These new principal investigators will be able to participate in Te Pūnaha Matatini’s research programmes, meetings and workshops, apply for funding, have a say in how we evolve, and contribute to meeting the strategic objectives of the CoRE. They will also be able to supervise Te Pūnaha Matatini PhD students, and bring their other PhD students and post-doctoral fellows into our emerging scientist network, TPM Whānau.
“Te Pūnaha Matatini’s world is opening up with the arrival of these new investigators,” says Director Associate Professor Cilla Wehi. “They’re bringing fresh ideas and they’re bringing new passion. It’s going to be really exciting to see what we can do together.”
“Every conversation I have with one of our new investigators gets me inspired.”
New Te Pūnaha Matatini investigators
- Associate Professor David Aguirre (Ngāti Kahungunu, Te Whānau-ā-Apanui, Ngāti Tuwharetoa), Massey University
- Dr Hitaua Arahanga-Doyle (Ngāi Tahu, Te Ati Haunui-a-Pāpārangi), University of Otago
- Dr Kelly Blincoe, Waipapa Taumata Rau – University of Auckland
- Dr Céline Cattoën-Gilbert, NIWA
- Justin Connolly (Waikato-Tainui), Deliberate
- Dr Mairéad de Róiste, Te Herenga Waka – Victoria University of Wellington
- Associate Professor Graham Donovan, Waipapa Taumata Rau – University of Auckland
- Dr Tom Etherington, Manaaki Whenua – Landcare Research
- Dr Peni Fukofuka, University of Canterbury
- Dr Gillian Gibb (Ngāti Mutunga), Massey University
- Professor Nick Golledge, Te Herenga Waka – Victoria University of Wellington
- Dr Gina Grimshaw, Te Herenga Waka – Victoria University of Wellington
- Dr Kyle Higham, Motu Research
- Mckayla Holloway (Ngāi Tahu), Cawthron Institute
- Professor Jodie Hunter, Massey University
- Associate Professor Libby Liggins, Massey University

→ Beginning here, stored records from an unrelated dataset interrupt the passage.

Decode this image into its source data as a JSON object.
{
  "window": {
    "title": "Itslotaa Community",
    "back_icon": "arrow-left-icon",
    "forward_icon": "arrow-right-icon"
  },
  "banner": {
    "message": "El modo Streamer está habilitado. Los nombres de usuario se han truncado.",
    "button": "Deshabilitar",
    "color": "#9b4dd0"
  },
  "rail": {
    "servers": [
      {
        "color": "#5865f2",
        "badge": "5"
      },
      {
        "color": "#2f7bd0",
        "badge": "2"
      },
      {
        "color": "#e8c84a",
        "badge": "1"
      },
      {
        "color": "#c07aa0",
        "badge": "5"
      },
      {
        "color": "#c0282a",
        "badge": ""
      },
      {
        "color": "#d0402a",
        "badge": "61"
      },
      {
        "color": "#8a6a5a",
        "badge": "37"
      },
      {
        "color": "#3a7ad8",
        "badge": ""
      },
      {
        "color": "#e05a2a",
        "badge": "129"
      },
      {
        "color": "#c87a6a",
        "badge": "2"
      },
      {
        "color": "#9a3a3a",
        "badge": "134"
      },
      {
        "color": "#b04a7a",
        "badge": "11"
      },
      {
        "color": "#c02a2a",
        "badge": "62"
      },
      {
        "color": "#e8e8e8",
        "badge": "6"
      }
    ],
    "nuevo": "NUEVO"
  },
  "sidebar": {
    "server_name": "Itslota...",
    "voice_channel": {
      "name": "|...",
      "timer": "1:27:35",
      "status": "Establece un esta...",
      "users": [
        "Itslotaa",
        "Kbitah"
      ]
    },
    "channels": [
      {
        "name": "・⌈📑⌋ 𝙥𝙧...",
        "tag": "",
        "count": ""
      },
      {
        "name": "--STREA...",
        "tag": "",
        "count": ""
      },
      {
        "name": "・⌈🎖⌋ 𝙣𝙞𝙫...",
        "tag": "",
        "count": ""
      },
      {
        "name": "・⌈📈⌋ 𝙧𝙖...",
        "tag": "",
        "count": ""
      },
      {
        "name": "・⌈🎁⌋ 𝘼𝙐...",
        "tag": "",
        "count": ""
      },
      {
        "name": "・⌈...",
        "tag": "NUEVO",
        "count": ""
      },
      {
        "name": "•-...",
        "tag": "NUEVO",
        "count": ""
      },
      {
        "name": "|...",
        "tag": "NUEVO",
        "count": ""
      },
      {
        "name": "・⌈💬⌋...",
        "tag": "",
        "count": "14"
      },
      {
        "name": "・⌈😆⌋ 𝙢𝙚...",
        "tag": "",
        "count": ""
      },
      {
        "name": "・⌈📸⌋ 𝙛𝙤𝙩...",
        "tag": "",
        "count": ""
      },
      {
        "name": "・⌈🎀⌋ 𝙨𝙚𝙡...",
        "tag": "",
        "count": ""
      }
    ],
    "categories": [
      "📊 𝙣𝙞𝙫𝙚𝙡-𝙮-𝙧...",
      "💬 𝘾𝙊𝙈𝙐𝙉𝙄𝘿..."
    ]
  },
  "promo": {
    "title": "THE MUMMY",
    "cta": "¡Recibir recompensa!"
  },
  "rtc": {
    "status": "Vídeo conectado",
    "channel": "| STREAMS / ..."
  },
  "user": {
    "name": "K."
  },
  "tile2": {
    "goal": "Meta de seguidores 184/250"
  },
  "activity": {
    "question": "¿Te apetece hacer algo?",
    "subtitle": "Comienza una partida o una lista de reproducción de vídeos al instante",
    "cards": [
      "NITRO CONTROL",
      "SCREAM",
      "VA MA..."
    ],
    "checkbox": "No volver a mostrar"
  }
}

- Dr Catriona MacLeod, Manaaki Whenua – Landcare Research
- Associate Professor Alex Macmillan, University of Otago
- Dr Zac McIvor (Te Patupō), University of Otago
- Dr Sereana Naepi, Waipapa Taumata Rau – University of Auckland
- Dr Lisa Pilkington, Waipapa Taumata Rau – University of Auckland
- Dr Matt Pinkerton, NIWA
- Associate Professor Anna Santure, Waipapa Taumata Rau – University of Auckland
- Associate Professor Dianne Sika-Paotonu, University of Otago
- Dr Simon Stewart (Ngāti Kahungunu ki Wairoa), Cawthron Institute
- Associate Professor Daniel Stouffer, University of Canterbury
- Dr Priya Subramanian, Waipapa Taumata Rau – University of Auckland
- Dr Julia Talbot-Jones, Te Herenga Waka – Victoria University of Wellington
- Dr Hiran Thabrew, Waipapa Taumata Rau – University of Auckland
- Professor Holly Thorpe, University of Waikato
- Te Rerekohu Tuterangiwhiu (Ngapuhi, Ngaruahine, Ngai Te Rangi Waikato), Cawthron Institute
- Professor Rhema Vaithianathan, AUT
- Dr Grace Villamor, Scion
- Dr Jesse Whitehead, University of Waikato
Te Pūnaha Matatini received more than 60 excellent applications in this call for investigators, which meant the Strategic Leadership Group had some exceptionally difficult decision-making to do. We were awed by the breadth of expertise in the applications, and the openness and passion of the applicants.
“I thank all of those who applied, because it really was a privilege to read their applications,” says Cilla. “I would have loved to accept so many more.”